He would leave the role in 1971 - with a brief return in 1983 - but has remained the mark against which all subsequent Bonds have been measured against.
“For me, Connery’s Bond endures because of his muscularity: you buy that he could crush an enemy’s windpipe or garrotte an anonymous SMERSH foot soldier without missing a beat,” said film critic Jamie Dunn.
Connery’s Bond endures because of his muscularity: you buy that he could crush an enemy’s windpipe or garrotte an anonymous SMERSH foot soldier without missing a beatJamie Dunn, film critic
“None of his successors had his danger. Even in later entries, like Diamonds are Forever, when he was paunchy and bored of the character, he still bristled with aggression.
“Plus, under all that steely gruffness, he’s a great actor. He’s from the Robert Mitchum school - he does all his acting with his bulk and his eyes. It took everyone years to catch on to his brilliance. It’s clear in films like The Man Who Would Be King and The Untouchables but looking back at those early Bond movies, that charisma and intensity is there too. To misquote Carly Simon, nobody did Bond better.”

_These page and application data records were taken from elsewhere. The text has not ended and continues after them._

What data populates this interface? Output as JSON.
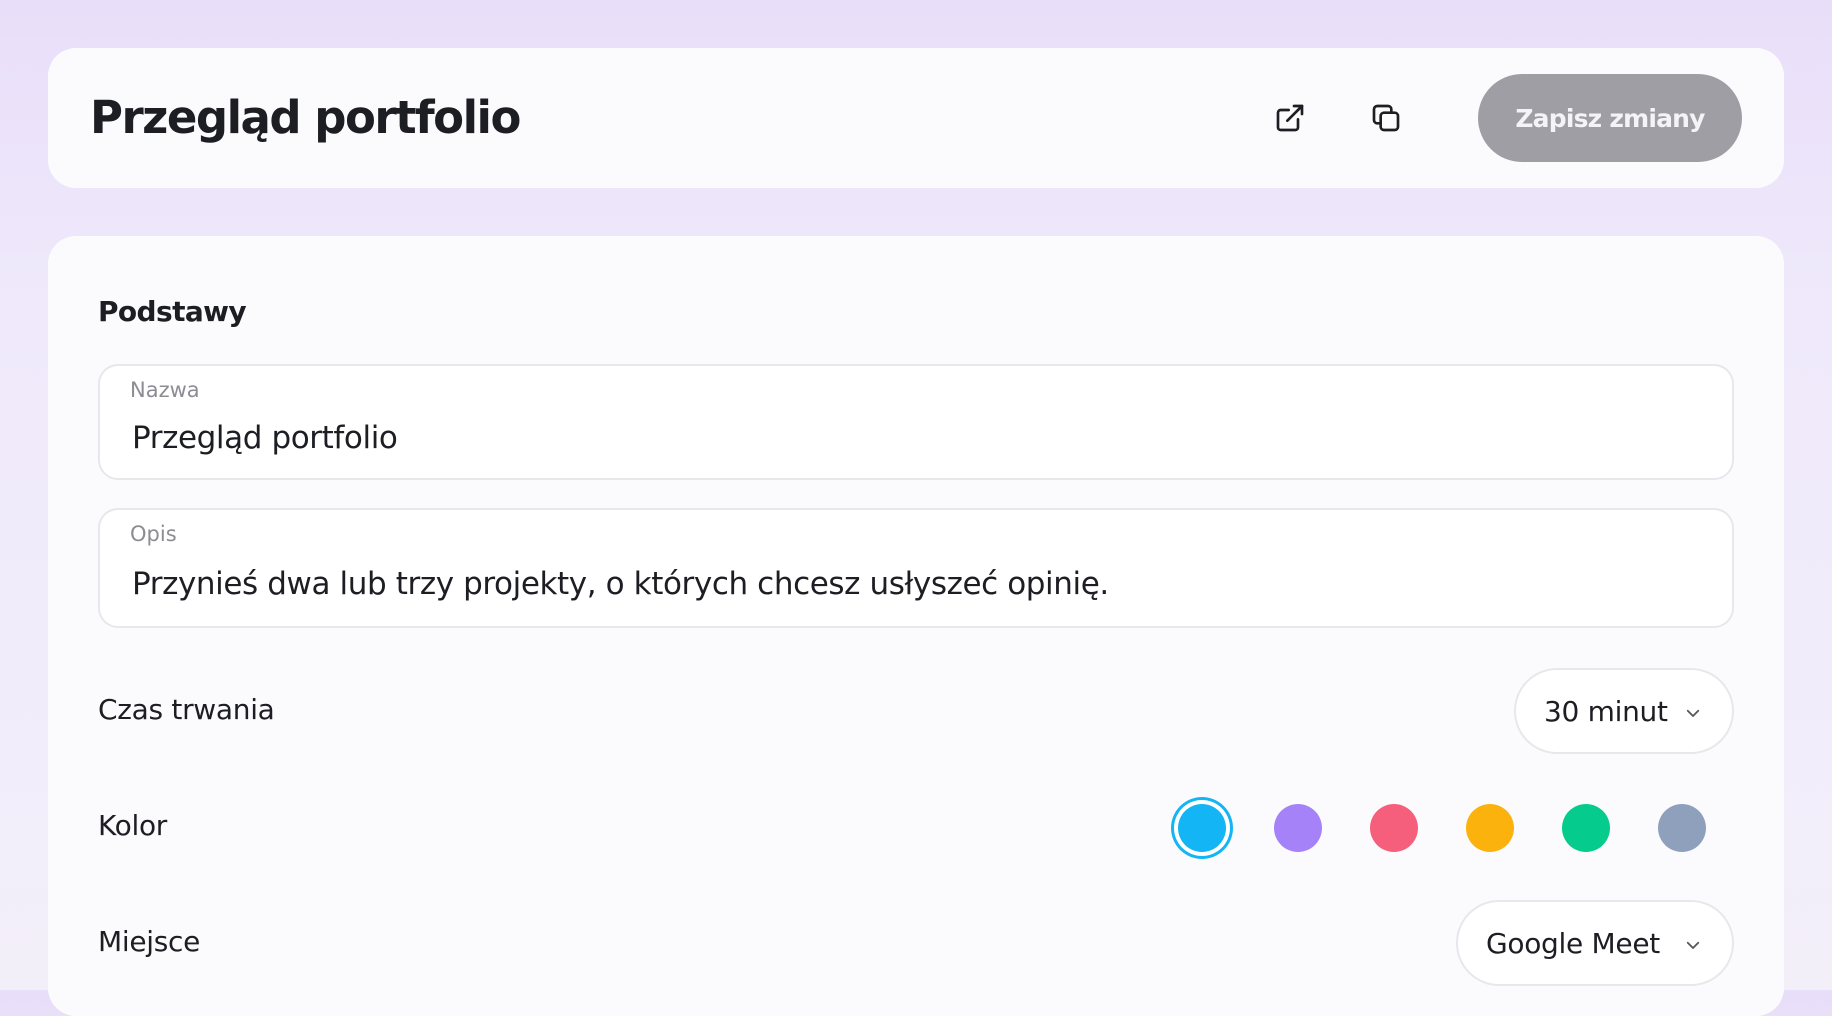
{
  "header": {
    "title": "Przegląd portfolio",
    "save_label": "Zapisz zmiany",
    "icons": [
      "external-link-icon",
      "copy-icon"
    ]
  },
  "basics": {
    "section_title": "Podstawy",
    "name": {
      "label": "Nazwa",
      "value": "Przegląd portfolio"
    },
    "description": {
      "label": "Opis",
      "value": "Przynieś dwa lub trzy projekty, o których chcesz usłyszeć opinię."
    },
    "duration": {
      "label": "Czas trwania",
      "value": "30 minut"
    },
    "color": {
      "label": "Kolor",
      "options": [
        "#14b5f5",
        "#a582f7",
        "#f65f7c",
        "#fcb20d",
        "#05cc8c",
        "#8ea0bb"
      ],
      "selected": "#14b5f5"
    },
    "location": {
      "label": "Miejsce",
      "value": "Google Meet"
    }
  },
  "colors": {
    "accent": "#14b5f5",
    "save_button_bg": "#9e9ea4"
  }
}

Ahead of the release of the 24th spy adventure starring secret agent 007 on October 26, we profile five of Connery’s most memorable moments while on Her Majesty’s secret service.
The first introduction: Dr No
While comfortably seated at a card table in an up-market casino, a suave individual in a dinner suit is asked his name by an opponent. After first lighting a cigarette, the man answers: ‘Bond, James Bond.’ In an inspired moment, Monty Norman’s Bond theme begins to play - forever linking the man and the music in the eyes of the audience.
Going off the rails: From Russia With Love
While Connery’s Bond was portrayed as enjoying the finer things in life, no audience could believe him as a secret agent unless he was capable of defending himself when required. Bond is usually involved in at least half a dozen punch-ups in each film, but few match the suspense and expert choreography of when 007 takes on an assassin while on board the Orient Express.
A shocking discovery: Goldfinger
Goldfinger is a strong contender for Connery’s best Bond simply for the sheer number of memorable moments it provides. While in Miami to keep tabs on bullion trader Auric Goldfinger, Bond seduces employee Jill Masterton. He is subsequently knocked unconscious in a hotel room by Goldfinger’s henchman Oddjob. In a genuinely shocking scene, Bond comes round only to discover Masterton has been murdered and left covered in gold paint.
Do you expect me to talk? Goldfinger
It’s been parodied relentlessly over the years but this scene still retains some of its tension. Strapped to a cutting table, with an industrial laser inching towards him, Bond manages to keep his cool long enough to negotiate his release.
Face to face with a monster: You Only Live Twice
Another candidate for the finest Connery Bond. Having broken into the secret volcano lair of Ernst Stavro Blofeld - played with understated menace by Donald Pleasence - 007 is captured and brought to the control room to meet the supervillian. It is the first time the face of the megalomaniac is clearly seen, and even Bond is momentarily taken aback.